Saturday, September 26, 2009
The General (1926)
Yes childrens, today I am writing about a silent movie. But it happens to be a very good movie, probably one of my favorite of all time.
Buster Keaton stars as Johnny Gray, a southern train engineer who loves only two people, his train (The General) and Annabelle Lee (Marion Mack), and when both are stolen by Union soldiers, he chases after them, straight into enemy territory.
The film isn't really a "plot movie", the film is actually a set piece for some truly amazing stuntwork by Buster Keaton, who climbs all around a speeding train performing various acts of daring. It's fascinating to watch and made even more amazing by the fact that it's all real. No special effects, no CGI, no stuntmen, it's all Buster Keaton.
He's also a great comedic actor. Given that it's the silent era, you'd expect the acting to be more over-the-top, which is what makes Keaton's stoic performance so funny. He doesn't freak out at a set beck, jumping around and going for a laugh, instead he'll just furrow his brow and get to work.
This is a great entry-level silent movie for anyone interested in getting into the silent age of film. It's not dialogue based at all, so you aren't going to miss any talking, since the film is predominately all action, making it easy to watch without even realizing that it's silent. It was my first silent film, and since then I've added a few silents to my Netflix queue (though I've only watched one more, Sunrise, which I've made an entry about).
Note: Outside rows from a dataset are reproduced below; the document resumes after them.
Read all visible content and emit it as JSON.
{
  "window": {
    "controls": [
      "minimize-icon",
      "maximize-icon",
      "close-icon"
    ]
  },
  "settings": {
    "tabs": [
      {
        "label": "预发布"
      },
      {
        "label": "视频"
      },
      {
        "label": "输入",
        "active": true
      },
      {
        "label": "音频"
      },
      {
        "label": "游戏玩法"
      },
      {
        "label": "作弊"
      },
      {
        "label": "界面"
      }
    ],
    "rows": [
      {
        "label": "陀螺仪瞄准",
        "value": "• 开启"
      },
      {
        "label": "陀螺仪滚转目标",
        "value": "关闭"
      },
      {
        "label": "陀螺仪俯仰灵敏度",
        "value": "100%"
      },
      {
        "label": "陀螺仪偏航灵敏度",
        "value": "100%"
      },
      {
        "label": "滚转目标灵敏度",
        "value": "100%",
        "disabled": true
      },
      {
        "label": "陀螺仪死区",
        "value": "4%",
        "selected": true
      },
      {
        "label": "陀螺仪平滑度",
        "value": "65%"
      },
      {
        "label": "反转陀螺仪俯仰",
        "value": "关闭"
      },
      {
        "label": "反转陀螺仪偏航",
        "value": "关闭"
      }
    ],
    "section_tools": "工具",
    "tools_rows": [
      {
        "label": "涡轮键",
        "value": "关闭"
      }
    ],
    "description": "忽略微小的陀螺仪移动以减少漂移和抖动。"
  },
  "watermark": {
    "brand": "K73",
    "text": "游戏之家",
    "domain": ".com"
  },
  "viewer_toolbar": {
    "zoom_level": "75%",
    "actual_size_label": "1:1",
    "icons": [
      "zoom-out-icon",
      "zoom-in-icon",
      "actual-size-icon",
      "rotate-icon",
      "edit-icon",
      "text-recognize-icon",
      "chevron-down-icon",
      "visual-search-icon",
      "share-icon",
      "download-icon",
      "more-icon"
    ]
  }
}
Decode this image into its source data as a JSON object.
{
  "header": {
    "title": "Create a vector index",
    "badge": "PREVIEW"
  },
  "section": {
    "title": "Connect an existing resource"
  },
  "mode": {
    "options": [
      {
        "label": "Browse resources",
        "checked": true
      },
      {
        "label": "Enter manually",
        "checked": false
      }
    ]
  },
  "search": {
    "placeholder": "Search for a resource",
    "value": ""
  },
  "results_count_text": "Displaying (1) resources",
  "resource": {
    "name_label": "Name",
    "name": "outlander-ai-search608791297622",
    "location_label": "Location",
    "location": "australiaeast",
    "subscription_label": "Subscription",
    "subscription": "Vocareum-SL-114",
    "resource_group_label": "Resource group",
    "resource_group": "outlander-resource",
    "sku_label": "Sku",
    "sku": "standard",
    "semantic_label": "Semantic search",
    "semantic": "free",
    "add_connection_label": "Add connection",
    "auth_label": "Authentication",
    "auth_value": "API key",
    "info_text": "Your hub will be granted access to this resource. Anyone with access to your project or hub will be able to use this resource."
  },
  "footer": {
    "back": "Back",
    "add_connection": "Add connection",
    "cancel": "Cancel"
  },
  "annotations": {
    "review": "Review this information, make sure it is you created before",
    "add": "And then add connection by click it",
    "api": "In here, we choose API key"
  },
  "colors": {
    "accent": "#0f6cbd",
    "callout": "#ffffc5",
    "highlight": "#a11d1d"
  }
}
This film is cited frequently as being one of the greatest of all-time, and I really can't argue with them. Just technically, it's a marvel to watch Buster Keaton do what he does best, and it's also a very funny and expertly-crafted yet simple story. Regardless of whether it's silent or not, this is really a movie that I recommend everyone see, plus, it may be your gateway into the soundless films of yesteryear.